### INSTRUCTIONS FOR THE TASK
Determine how many lines of the material hold the word "message", and answer with the number only.

Start of Block

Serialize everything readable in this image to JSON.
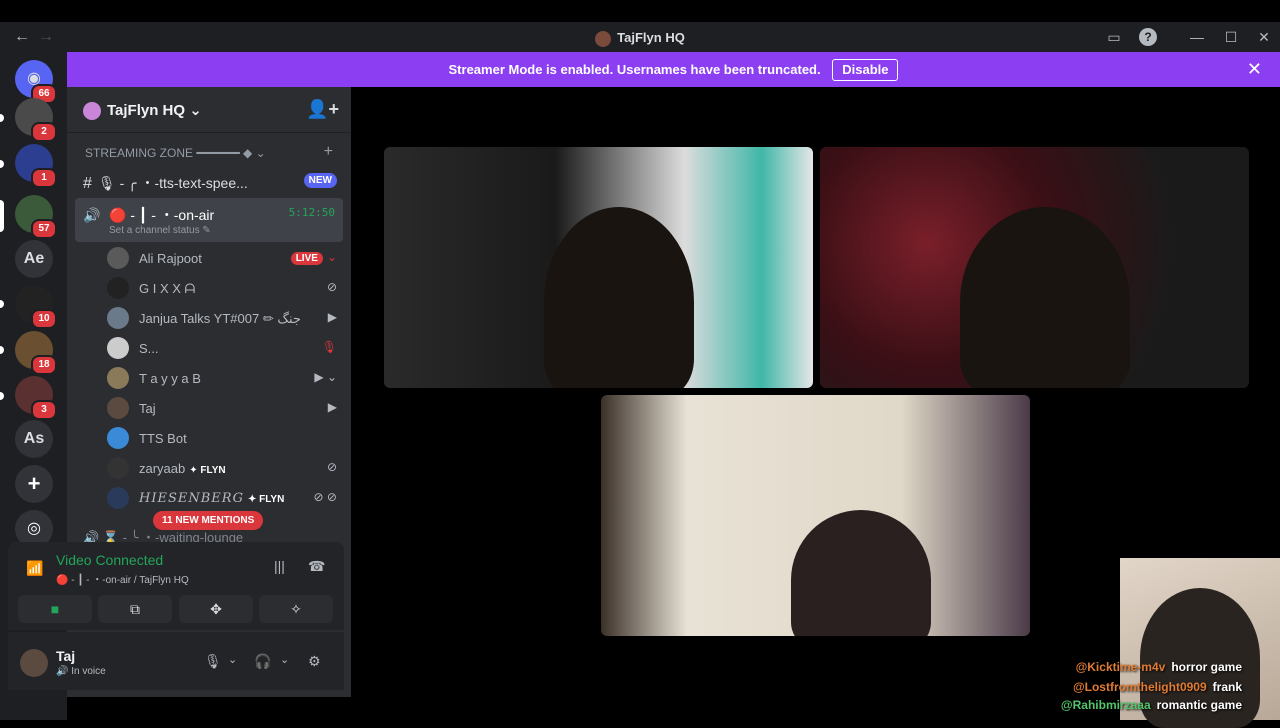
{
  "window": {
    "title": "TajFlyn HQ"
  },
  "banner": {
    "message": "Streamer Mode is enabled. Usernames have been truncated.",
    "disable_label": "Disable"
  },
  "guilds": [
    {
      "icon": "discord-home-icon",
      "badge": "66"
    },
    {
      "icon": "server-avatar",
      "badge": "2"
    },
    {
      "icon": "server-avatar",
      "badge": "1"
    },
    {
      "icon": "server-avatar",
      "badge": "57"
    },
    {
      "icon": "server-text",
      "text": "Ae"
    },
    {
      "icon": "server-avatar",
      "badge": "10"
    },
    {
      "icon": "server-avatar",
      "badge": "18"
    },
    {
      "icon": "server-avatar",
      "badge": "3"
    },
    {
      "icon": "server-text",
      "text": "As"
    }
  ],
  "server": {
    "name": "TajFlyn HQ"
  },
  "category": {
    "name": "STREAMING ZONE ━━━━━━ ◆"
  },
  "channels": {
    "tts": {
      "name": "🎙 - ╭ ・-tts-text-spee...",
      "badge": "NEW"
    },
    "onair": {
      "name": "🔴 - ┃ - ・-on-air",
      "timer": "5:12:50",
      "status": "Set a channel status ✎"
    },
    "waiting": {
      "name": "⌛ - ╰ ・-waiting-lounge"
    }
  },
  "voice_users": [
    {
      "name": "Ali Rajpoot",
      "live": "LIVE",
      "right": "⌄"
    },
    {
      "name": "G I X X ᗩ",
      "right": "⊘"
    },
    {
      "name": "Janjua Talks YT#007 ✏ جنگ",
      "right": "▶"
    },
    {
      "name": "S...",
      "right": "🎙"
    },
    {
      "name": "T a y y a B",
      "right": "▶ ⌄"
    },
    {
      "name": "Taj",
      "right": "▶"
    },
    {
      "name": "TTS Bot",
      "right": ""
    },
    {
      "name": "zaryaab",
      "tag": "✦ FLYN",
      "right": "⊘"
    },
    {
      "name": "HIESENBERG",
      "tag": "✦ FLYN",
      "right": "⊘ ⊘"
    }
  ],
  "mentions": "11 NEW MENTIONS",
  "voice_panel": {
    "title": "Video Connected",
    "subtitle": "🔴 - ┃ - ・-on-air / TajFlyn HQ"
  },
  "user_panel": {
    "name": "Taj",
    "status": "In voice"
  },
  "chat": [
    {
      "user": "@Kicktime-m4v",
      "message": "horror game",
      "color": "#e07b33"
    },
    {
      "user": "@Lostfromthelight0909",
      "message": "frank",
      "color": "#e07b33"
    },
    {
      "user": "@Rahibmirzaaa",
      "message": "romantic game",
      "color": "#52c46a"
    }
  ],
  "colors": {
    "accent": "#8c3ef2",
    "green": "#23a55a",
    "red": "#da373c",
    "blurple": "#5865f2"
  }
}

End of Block
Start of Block

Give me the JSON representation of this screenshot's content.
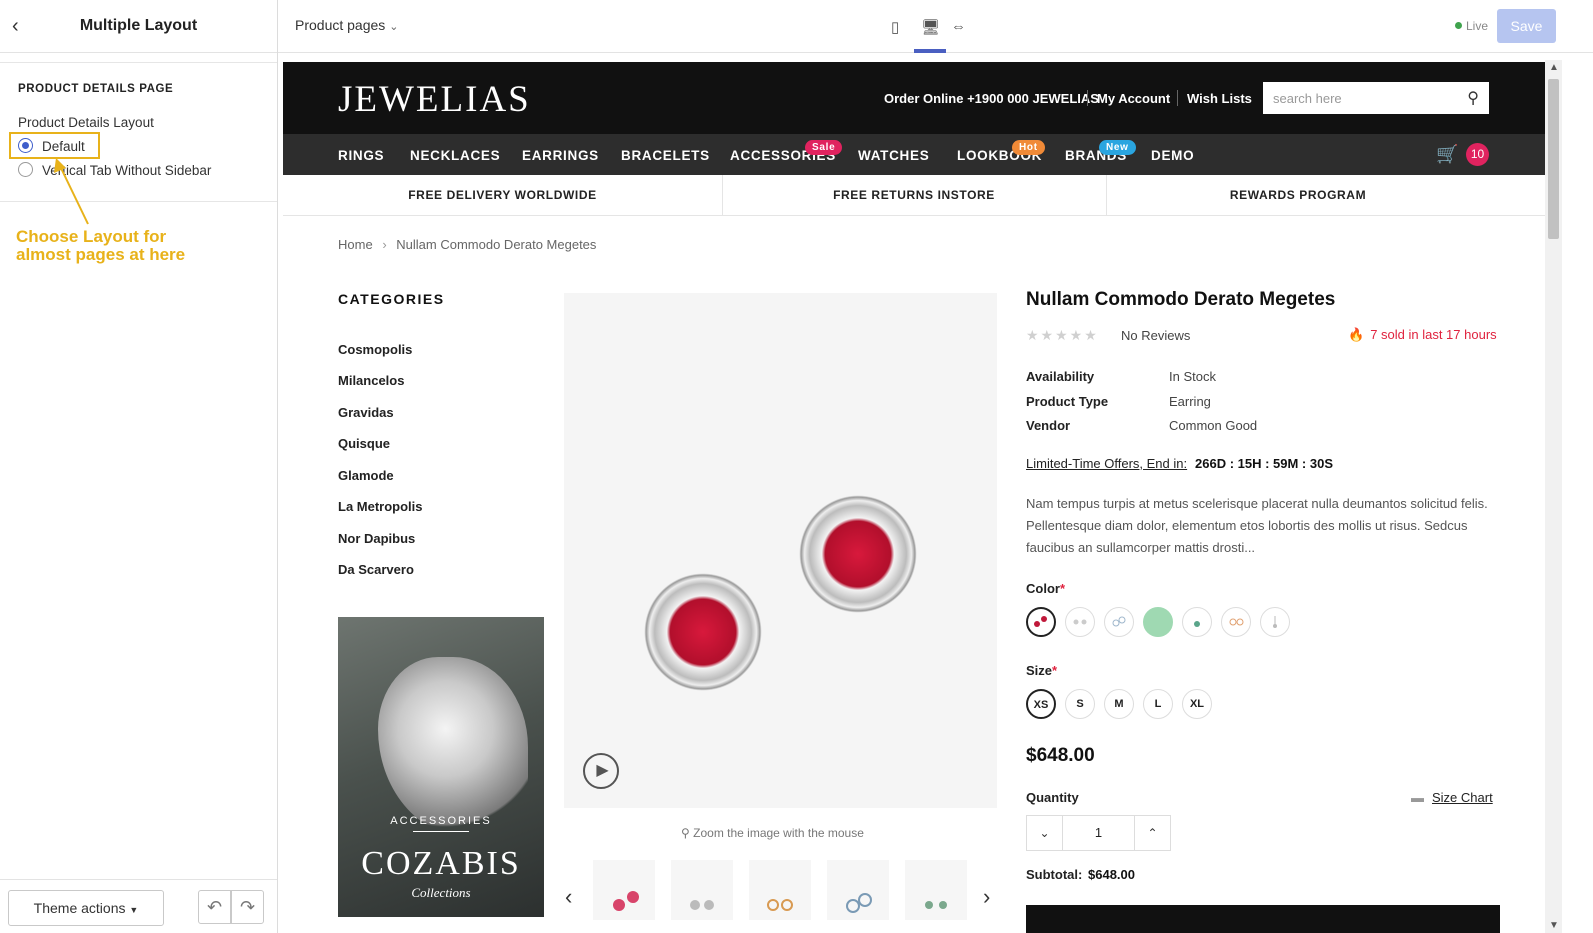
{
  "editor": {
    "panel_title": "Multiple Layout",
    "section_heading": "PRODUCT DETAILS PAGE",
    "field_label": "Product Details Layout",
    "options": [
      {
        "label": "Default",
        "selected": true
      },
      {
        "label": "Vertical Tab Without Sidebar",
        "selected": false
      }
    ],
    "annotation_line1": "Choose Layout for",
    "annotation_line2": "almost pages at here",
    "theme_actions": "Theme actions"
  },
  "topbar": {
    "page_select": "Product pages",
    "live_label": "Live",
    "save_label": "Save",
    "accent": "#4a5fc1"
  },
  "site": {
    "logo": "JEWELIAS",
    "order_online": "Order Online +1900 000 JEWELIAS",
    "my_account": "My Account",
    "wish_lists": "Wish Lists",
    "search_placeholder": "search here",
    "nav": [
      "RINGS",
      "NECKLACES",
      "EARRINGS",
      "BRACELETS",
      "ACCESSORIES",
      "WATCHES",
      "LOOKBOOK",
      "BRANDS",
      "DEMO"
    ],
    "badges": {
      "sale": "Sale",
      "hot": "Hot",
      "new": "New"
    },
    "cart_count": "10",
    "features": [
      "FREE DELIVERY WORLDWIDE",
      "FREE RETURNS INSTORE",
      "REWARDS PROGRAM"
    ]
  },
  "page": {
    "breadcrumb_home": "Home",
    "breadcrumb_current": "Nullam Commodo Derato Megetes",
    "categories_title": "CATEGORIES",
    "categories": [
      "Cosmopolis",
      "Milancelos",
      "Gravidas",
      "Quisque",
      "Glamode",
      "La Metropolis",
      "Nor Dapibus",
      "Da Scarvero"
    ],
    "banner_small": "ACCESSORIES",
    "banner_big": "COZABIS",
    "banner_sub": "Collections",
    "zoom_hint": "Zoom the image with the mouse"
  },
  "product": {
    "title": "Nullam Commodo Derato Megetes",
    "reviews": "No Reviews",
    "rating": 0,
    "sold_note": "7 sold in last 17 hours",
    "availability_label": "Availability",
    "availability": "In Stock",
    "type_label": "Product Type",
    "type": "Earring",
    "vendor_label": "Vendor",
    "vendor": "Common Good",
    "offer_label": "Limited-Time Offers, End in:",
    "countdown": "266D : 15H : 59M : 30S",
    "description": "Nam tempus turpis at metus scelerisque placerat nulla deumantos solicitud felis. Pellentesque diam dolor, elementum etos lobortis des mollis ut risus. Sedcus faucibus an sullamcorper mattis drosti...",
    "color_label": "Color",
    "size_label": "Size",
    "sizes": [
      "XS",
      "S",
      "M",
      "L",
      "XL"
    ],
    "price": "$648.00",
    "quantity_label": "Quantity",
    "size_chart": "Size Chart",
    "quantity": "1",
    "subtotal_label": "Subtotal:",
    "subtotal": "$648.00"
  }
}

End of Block

### YOUR RESPONSE
4